Sympathetic nerve interaction with cardiac electrophysiology was evaluated in healed myocardial infarction by monitoring the effects of sympathetic nerve stimulation on local epicardial refractoriness in cats. Single-stage distal coronary artery ligation was used to induce myocardial infarction. Regions overlying and surrounding infarcts 3 mo after healing and comparable regions in sham-operated and normal unoperated hearts were studied. Local ventricular muscle refractory periods were measured by the extrastimulus technique from 1) the epicardium overlying the infarct, 2) the area bordering the infarct, and 3) a normal area proximal to the infarct on the anterior free wall of the left ventricle. Bilateral stimulation of the ansa subclavia induced significant and disparate refractory period shortening (P less than or equal to 0.01) in hearts with healed myocardial infarction. Shortening was greatest in the normal area [-26 +/- 8 (+/-SD) ms], less in the border area (-15 +/- 6), and least in the infarct area (-7 +/- 2). In contrast, refractory periods measured in noninfarcted hearts shortened significantly (P less than or equal to 0.01) but uniformly and to a lesser extent during sympathetic stimulation. We conclude 1) the effects of sympathetic nerve stimulation are more pronounced in the areas proximal to healed infarction than in similar areas of noninfarcted hearts and 2) a marked disparity in sympathetic responsiveness occurs in hearts with healed myocardial infarction.
|Original language||English (US)|
|Journal||American Journal of Physiology - Heart and Circulatory Physiology|

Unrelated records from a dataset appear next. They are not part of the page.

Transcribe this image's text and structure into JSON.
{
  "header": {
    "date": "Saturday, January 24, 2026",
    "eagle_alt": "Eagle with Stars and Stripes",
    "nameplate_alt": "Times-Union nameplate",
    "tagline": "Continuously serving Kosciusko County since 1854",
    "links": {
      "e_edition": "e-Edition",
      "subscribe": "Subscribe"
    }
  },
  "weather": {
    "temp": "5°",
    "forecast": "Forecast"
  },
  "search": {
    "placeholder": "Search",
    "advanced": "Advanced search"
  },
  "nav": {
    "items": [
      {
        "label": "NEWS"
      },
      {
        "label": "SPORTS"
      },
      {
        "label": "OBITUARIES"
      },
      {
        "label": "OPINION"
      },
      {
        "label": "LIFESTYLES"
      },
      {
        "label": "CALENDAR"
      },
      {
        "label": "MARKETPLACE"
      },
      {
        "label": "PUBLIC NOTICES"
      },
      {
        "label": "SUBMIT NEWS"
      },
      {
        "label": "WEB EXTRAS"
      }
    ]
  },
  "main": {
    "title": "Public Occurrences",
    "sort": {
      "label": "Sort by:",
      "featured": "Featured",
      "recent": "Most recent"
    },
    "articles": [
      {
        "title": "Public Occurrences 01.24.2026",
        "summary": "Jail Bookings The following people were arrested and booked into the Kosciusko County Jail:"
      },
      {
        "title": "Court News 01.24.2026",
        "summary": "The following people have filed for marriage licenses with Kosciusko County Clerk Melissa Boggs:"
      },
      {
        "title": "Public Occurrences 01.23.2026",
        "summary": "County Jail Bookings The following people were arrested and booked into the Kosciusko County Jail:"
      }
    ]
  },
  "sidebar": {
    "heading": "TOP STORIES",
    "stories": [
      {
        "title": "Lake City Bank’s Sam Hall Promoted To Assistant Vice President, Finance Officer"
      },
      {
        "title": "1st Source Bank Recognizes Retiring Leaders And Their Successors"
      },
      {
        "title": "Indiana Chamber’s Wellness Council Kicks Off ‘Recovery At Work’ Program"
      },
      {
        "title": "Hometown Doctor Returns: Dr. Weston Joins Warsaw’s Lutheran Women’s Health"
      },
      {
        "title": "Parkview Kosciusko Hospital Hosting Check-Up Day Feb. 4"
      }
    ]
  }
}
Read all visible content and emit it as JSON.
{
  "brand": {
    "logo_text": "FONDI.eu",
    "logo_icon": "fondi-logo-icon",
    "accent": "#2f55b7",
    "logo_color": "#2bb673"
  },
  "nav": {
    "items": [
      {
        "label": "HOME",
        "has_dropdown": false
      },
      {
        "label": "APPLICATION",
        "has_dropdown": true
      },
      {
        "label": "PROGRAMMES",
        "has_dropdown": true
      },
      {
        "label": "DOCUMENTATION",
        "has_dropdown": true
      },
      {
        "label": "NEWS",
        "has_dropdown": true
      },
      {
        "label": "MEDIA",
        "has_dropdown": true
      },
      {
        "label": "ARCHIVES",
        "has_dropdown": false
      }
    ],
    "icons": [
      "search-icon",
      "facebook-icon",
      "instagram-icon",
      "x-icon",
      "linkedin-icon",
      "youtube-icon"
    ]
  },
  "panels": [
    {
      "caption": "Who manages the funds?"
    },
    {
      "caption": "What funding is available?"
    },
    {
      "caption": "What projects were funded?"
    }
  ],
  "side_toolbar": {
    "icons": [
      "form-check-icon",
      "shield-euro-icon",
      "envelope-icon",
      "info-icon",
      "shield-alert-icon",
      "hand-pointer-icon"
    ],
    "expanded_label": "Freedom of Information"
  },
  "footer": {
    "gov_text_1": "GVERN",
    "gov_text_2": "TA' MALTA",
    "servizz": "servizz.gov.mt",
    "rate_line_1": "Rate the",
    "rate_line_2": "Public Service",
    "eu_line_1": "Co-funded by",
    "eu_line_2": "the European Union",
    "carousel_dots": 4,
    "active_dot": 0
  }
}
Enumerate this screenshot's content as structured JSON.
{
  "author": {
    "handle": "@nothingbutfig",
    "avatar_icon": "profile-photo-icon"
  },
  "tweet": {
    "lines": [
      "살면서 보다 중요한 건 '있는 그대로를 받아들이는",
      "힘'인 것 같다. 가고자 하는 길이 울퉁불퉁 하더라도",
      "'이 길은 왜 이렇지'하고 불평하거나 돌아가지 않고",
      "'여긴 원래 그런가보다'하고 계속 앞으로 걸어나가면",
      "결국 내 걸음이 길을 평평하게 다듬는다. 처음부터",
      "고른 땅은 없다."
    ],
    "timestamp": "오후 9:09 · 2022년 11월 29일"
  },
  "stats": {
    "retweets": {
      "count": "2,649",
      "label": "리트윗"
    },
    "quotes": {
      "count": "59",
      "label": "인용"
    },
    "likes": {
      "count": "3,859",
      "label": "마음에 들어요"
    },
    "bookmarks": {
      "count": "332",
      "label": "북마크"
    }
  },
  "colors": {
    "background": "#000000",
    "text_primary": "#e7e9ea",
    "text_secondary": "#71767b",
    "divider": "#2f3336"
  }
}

|State||Published - 1983|
ASJC Scopus subject areas
- Cardiology and Cardiovascular Medicine
- Physiology (medical)